* [INSTRUCTIONS FOR THE TASK] Every record is to be printed exactly as it appears.

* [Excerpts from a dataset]
________________________________________
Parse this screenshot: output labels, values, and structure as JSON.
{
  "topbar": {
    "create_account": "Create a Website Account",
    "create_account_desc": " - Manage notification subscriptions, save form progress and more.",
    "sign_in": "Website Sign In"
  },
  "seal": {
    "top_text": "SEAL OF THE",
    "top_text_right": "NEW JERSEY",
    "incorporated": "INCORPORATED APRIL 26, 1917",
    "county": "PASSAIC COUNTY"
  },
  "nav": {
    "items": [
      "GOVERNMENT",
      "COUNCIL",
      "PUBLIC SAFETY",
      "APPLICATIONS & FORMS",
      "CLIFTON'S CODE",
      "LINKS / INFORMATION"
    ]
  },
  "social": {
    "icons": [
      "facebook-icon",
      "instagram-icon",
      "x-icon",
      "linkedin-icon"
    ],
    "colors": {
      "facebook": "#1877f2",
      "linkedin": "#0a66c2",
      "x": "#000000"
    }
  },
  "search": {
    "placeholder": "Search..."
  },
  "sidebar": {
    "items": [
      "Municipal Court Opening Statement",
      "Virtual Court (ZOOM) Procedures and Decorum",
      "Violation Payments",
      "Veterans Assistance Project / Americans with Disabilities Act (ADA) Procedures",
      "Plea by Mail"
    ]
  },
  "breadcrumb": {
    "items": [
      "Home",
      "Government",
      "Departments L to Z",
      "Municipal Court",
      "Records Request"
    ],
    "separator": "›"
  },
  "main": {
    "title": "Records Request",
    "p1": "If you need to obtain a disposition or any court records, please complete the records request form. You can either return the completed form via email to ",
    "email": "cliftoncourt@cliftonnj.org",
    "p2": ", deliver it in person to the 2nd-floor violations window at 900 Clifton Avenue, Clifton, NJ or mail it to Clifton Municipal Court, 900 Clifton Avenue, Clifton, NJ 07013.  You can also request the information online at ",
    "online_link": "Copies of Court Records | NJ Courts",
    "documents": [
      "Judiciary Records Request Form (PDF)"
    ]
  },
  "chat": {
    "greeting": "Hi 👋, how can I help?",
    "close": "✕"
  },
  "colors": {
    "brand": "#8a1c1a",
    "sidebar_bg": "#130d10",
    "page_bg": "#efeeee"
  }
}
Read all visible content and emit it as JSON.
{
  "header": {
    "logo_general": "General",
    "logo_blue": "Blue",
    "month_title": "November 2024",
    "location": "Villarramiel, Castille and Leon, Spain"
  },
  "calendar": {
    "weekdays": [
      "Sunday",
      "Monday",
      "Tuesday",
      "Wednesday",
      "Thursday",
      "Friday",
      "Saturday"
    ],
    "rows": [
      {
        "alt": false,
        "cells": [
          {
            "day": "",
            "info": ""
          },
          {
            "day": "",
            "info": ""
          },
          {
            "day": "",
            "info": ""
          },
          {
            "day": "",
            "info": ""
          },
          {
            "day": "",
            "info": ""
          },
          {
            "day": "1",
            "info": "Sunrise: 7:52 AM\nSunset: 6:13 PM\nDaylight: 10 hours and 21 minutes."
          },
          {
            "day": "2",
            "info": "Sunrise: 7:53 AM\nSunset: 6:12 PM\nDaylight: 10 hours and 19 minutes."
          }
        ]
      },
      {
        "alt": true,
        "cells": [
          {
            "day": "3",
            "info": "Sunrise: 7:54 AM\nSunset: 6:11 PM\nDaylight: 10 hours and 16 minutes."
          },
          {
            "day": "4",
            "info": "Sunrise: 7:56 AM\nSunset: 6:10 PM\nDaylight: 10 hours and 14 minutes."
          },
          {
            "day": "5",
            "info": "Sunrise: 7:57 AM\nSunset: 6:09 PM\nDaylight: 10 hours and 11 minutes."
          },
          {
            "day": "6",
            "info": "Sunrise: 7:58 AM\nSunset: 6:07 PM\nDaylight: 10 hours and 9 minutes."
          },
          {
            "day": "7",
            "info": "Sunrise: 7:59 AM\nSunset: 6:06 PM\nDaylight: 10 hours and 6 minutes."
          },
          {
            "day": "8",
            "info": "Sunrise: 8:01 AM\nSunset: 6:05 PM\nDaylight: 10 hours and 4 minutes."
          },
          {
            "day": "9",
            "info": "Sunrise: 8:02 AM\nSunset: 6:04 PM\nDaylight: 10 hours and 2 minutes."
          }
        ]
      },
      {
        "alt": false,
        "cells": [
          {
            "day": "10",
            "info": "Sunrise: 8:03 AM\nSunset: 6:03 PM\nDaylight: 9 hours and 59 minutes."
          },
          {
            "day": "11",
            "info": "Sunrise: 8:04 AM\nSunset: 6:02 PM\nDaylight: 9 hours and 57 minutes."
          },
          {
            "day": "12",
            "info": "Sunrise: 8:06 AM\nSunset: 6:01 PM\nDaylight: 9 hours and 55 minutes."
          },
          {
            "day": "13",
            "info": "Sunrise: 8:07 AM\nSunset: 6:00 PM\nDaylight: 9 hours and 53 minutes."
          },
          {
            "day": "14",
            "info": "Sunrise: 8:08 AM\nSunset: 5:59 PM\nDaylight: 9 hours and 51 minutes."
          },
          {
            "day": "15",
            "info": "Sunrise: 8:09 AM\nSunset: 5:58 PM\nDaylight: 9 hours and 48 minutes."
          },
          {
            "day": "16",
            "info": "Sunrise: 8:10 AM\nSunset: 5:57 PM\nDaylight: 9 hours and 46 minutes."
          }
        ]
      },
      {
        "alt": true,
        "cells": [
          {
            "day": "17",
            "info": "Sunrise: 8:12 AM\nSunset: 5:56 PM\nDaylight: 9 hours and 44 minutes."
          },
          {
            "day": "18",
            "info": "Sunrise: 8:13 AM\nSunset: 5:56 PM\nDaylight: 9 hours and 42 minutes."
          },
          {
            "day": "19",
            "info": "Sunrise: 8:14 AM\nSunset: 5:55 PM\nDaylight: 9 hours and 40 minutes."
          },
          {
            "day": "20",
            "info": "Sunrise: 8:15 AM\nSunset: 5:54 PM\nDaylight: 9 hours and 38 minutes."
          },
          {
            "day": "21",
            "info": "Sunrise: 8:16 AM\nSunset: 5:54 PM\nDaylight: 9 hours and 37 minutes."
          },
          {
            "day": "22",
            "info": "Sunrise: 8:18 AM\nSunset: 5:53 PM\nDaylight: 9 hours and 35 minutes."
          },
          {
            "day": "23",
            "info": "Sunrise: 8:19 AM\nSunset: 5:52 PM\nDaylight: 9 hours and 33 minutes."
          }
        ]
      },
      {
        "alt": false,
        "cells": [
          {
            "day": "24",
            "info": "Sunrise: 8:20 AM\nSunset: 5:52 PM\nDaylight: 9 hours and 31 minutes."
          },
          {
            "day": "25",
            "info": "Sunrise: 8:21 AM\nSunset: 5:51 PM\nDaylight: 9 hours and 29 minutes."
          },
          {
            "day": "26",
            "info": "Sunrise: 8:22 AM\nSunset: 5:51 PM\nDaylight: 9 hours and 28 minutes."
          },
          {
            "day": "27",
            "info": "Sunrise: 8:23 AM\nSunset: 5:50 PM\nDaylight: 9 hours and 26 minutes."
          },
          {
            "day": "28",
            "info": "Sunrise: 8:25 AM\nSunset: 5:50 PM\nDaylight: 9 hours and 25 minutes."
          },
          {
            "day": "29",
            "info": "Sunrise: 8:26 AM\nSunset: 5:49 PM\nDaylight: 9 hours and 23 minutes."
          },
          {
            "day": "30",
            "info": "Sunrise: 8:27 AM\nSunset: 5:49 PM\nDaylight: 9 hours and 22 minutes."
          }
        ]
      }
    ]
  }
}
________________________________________
* [RESPONSE TO THIS TASK]
Parse this screenshot: output labels, values, and structure as JSON.
{
  "topbar": {
    "create_account": "Create a Website Account",
    "create_account_desc": " - Manage notification subscriptions, save form progress and more.",
    "sign_in": "Website Sign In"
  },
  "seal": {
    "top_text": "SEAL OF THE",
    "top_text_right": "NEW JERSEY",
    "incorporated": "INCORPORATED APRIL 26, 1917",
    "county": "PASSAIC COUNTY"
  },
  "nav": {
    "items": [
      "GOVERNMENT",
      "COUNCIL",
      "PUBLIC SAFETY",
      "APPLICATIONS & FORMS",
      "CLIFTON'S CODE",
      "LINKS / INFORMATION"
    ]
  },
  "social": {
    "icons": [
      "facebook-icon",
      "instagram-icon",
      "x-icon",
      "linkedin-icon"
    ],
    "colors": {
      "facebook": "#1877f2",
      "linkedin": "#0a66c2",
      "x": "#000000"
    }
  },
  "search": {
    "placeholder": "Search..."
  },
  "sidebar": {
    "items": [
      "Municipal Court Opening Statement",
      "Virtual Court (ZOOM) Procedures and Decorum",
      "Violation Payments",
      "Veterans Assistance Project / Americans with Disabilities Act (ADA) Procedures",
      "Plea by Mail"
    ]
  },
  "breadcrumb": {
    "items": [
      "Home",
      "Government",
      "Departments L to Z",
      "Municipal Court",
      "Records Request"
    ],
    "separator": "›"
  },
  "main": {
    "title": "Records Request",
    "p1": "If you need to obtain a disposition or any court records, please complete the records request form. You can either return the completed form via email to ",
    "email": "cliftoncourt@cliftonnj.org",
    "p2": ", deliver it in person to the 2nd-floor violations window at 900 Clifton Avenue, Clifton, NJ or mail it to Clifton Municipal Court, 900 Clifton Avenue, Clifton, NJ 07013.  You can also request the information online at ",
    "online_link": "Copies of Court Records | NJ Courts",
    "documents": [
      "Judiciary Records Request Form (PDF)"
    ]
  },
  "chat": {
    "greeting": "Hi 👋, how can I help?",
    "close": "✕"
  },
  "colors": {
    "brand": "#8a1c1a",
    "sidebar_bg": "#130d10",
    "page_bg": "#efeeee"
  }
}
Read all visible content and emit it as JSON.
{
  "header": {
    "logo_general": "General",
    "logo_blue": "Blue",
    "month_title": "November 2024",
    "location": "Villarramiel, Castille and Leon, Spain"
  },
  "calendar": {
    "weekdays": [
      "Sunday",
      "Monday",
      "Tuesday",
      "Wednesday",
      "Thursday",
      "Friday",
      "Saturday"
    ],
    "rows": [
      {
        "alt": false,
        "cells": [
          {
            "day": "",
            "info": ""
          },
          {
            "day": "",
            "info": ""
          },
          {
            "day": "",
            "info": ""
          },
          {
            "day": "",
            "info": ""
          },
          {
            "day": "",
            "info": ""
          },
          {
            "day": "1",
            "info": "Sunrise: 7:52 AM\nSunset: 6:13 PM\nDaylight: 10 hours and 21 minutes."
          },
          {
            "day": "2",
            "info": "Sunrise: 7:53 AM\nSunset: 6:12 PM\nDaylight: 10 hours and 19 minutes."
          }
        ]
      },
      {
        "alt": true,
        "cells": [
          {
            "day": "3",
            "info": "Sunrise: 7:54 AM\nSunset: 6:11 PM\nDaylight: 10 hours and 16 minutes."
          },
          {
            "day": "4",
            "info": "Sunrise: 7:56 AM\nSunset: 6:10 PM\nDaylight: 10 hours and 14 minutes."
          },
          {
            "day": "5",
            "info": "Sunrise: 7:57 AM\nSunset: 6:09 PM\nDaylight: 10 hours and 11 minutes."
          },
          {
            "day": "6",
            "info": "Sunrise: 7:58 AM\nSunset: 6:07 PM\nDaylight: 10 hours and 9 minutes."
          },
          {
            "day": "7",
            "info": "Sunrise: 7:59 AM\nSunset: 6:06 PM\nDaylight: 10 hours and 6 minutes."
          },
          {
            "day": "8",
            "info": "Sunrise: 8:01 AM\nSunset: 6:05 PM\nDaylight: 10 hours and 4 minutes."
          },
          {
            "day": "9",
            "info": "Sunrise: 8:02 AM\nSunset: 6:04 PM\nDaylight: 10 hours and 2 minutes."
          }
        ]
      },
      {
        "alt": false,
        "cells": [
          {
            "day": "10",
            "info": "Sunrise: 8:03 AM\nSunset: 6:03 PM\nDaylight: 9 hours and 59 minutes."
          },
          {
            "day": "11",
            "info": "Sunrise: 8:04 AM\nSunset: 6:02 PM\nDaylight: 9 hours and 57 minutes."
          },
          {
            "day": "12",
            "info": "Sunrise: 8:06 AM\nSunset: 6:01 PM\nDaylight: 9 hours and 55 minutes."
          },
          {
            "day": "13",
            "info": "Sunrise: 8:07 AM\nSunset: 6:00 PM\nDaylight: 9 hours and 53 minutes."
          },
          {
            "day": "14",
            "info": "Sunrise: 8:08 AM\nSunset: 5:59 PM\nDaylight: 9 hours and 51 minutes."
          },
          {
            "day": "15",
            "info": "Sunrise: 8:09 AM\nSunset: 5:58 PM\nDaylight: 9 hours and 48 minutes."
          },
          {
            "day": "16",
            "info": "Sunrise: 8:10 AM\nSunset: 5:57 PM\nDaylight: 9 hours and 46 minutes."
          }
        ]
      },
      {
        "alt": true,
        "cells": [
          {
            "day": "17",
            "info": "Sunrise: 8:12 AM\nSunset: 5:56 PM\nDaylight: 9 hours and 44 minutes."
          },
          {
            "day": "18",
            "info": "Sunrise: 8:13 AM\nSunset: 5:56 PM\nDaylight: 9 hours and 42 minutes."
          },
          {
            "day": "19",
            "info": "Sunrise: 8:14 AM\nSunset: 5:55 PM\nDaylight: 9 hours and 40 minutes."
          },
          {
            "day": "20",
            "info": "Sunrise: 8:15 AM\nSunset: 5:54 PM\nDaylight: 9 hours and 38 minutes."
          },
          {
            "day": "21",
            "info": "Sunrise: 8:16 AM\nSunset: 5:54 PM\nDaylight: 9 hours and 37 minutes."
          },
          {
            "day": "22",
            "info": "Sunrise: 8:18 AM\nSunset: 5:53 PM\nDaylight: 9 hours and 35 minutes."
          },
          {
            "day": "23",
            "info": "Sunrise: 8:19 AM\nSunset: 5:52 PM\nDaylight: 9 hours and 33 minutes."
          }
        ]
      },
      {
        "alt": false,
        "cells": [
          {
            "day": "24",
            "info": "Sunrise: 8:20 AM\nSunset: 5:52 PM\nDaylight: 9 hours and 31 minutes."
          },
          {
            "day": "25",
            "info": "Sunrise: 8:21 AM\nSunset: 5:51 PM\nDaylight: 9 hours and 29 minutes."
          },
          {
            "day": "26",
            "info": "Sunrise: 8:22 AM\nSunset: 5:51 PM\nDaylight: 9 hours and 28 minutes."
          },
          {
            "day": "27",
            "info": "Sunrise: 8:23 AM\nSunset: 5:50 PM\nDaylight: 9 hours and 26 minutes."
          },
          {
            "day": "28",
            "info": "Sunrise: 8:25 AM\nSunset: 5:50 PM\nDaylight: 9 hours and 25 minutes."
          },
          {
            "day": "29",
            "info": "Sunrise: 8:26 AM\nSunset: 5:49 PM\nDaylight: 9 hours and 23 minutes."
          },
          {
            "day": "30",
            "info": "Sunrise: 8:27 AM\nSunset: 5:49 PM\nDaylight: 9 hours and 22 minutes."
          }
        ]
      }
    ]
  }
}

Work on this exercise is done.